Find a Meaningful Career
Your BS in Business Administration degree from Walden can open the door to a lifetime of career and earnings growth. It can also enhance your ability to find a meaningful career in which you can truly make a difference.
For 13 of the 30 fastest-growing occupations for 2012–2022, a bachelor’s degree or higher is required.*
Learn more about the career outlook for graduates with a BS in Business Administration
Increase Your Earnings Potential
With your Walden business administration degree in hand, you can expect to dramatically raise your earnings potential over the course of your career. The earnings gap between those who have four-year college degrees and those who do not has widened throughout the last four decades.
- According to the U.S. Bureau of Labor Statistics, adults with bachelor’s degrees earned an average of $57,616 in 2013, while those with high school diplomas earned $33,852.†
- According to a study conducted by Georgetown University, a bachelor's degree holder can expect to earn 84% more over their lifetime than someone with only a high school diploma.‡
To remain competitive in the job market of the future, a bachelor’s degree is critical as more and more individuals pursue higher education.
- In the most recent decade, total undergraduate enrollment in degree-granting postsecondary institutions increased from 13.2 million students in fall 2000 to 17.6 million in fall 2009.§
- Between 2011 and 2021, undergraduate enrollment is expected to increase by 16% to 20.3 million students.§
Reach Your Potential
With a BS in Business Administration from Walden, you’re giving yourself the greatest possible chance for success. Take this first step in your career path and prepare yourself for additional study that can lead to a master’s and then a doctoral degree.
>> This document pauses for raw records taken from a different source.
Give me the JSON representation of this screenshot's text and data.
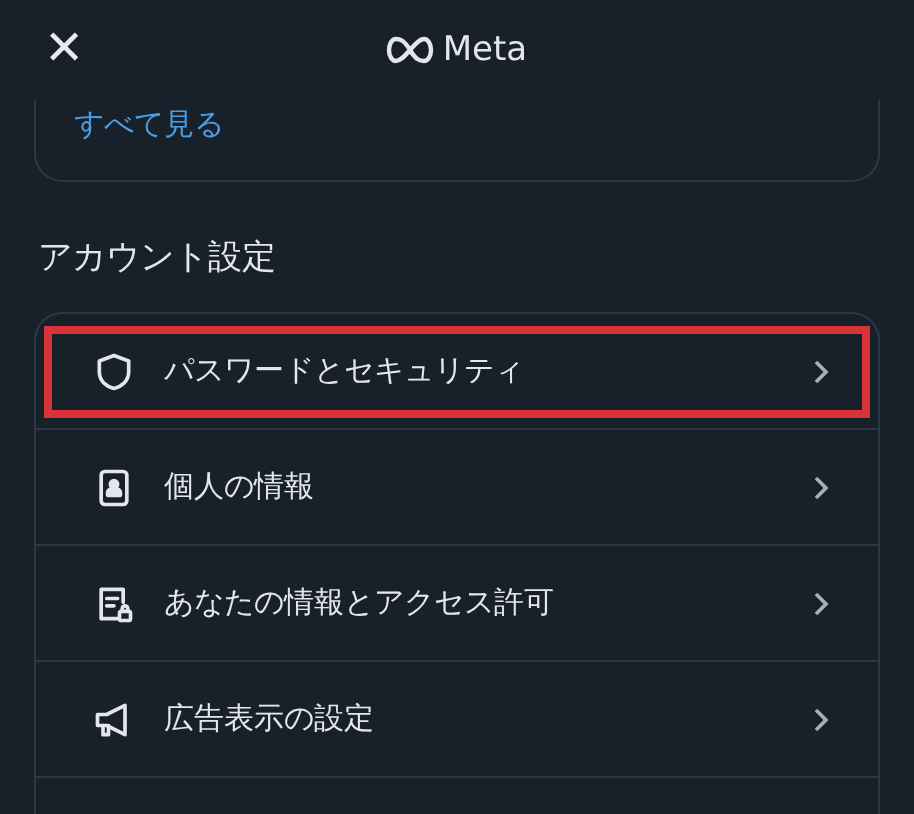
{
  "header": {
    "close": "✕",
    "brand": "Meta"
  },
  "top_card": {
    "link": "すべて見る"
  },
  "section": {
    "title": "アカウント設定",
    "items": [
      {
        "kind": "security",
        "label": "パスワードとセキュリティ",
        "highlighted": true
      },
      {
        "kind": "profile",
        "label": "個人の情報",
        "highlighted": false
      },
      {
        "kind": "info-access",
        "label": "あなたの情報とアクセス許可",
        "highlighted": false
      },
      {
        "kind": "ads",
        "label": "広告表示の設定",
        "highlighted": false
      }
    ]
  }
}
develop skills for success in:
- Critical thinking
*Bureau of Labor Statistics, U.S. Department of Labor, “Employment Projections 2012–2022,” on the Internet at http://www.bls.gov/news.release/pdf/ecopro.pdf (viewed online April 24, 2014). National long-term projections may not reflect local and/or short-term economic or job conditions and do not guarantee actual job growth.
†Bureau of Labor Statistics, U.S. Department of Labor, “Earnings and unemployment rates by educational attainment,” on the Internet at http://www.bls.gov/emp/ep_chart_001.htm (viewed online April 24, 2014).
‡Georgetown University, The College Payoff,” on the Internet at https://www2.ed.gov/policy/highered/reg/hearulemaking/2011/collegepayoff.pdf (viewed online April 24, 2014).
§U.S. Department of Education, “The Condition of Education 2013,” on the Internet at http://nces.ed.gov/pubs2013/2013037.pdf (viewed April 24, 2014).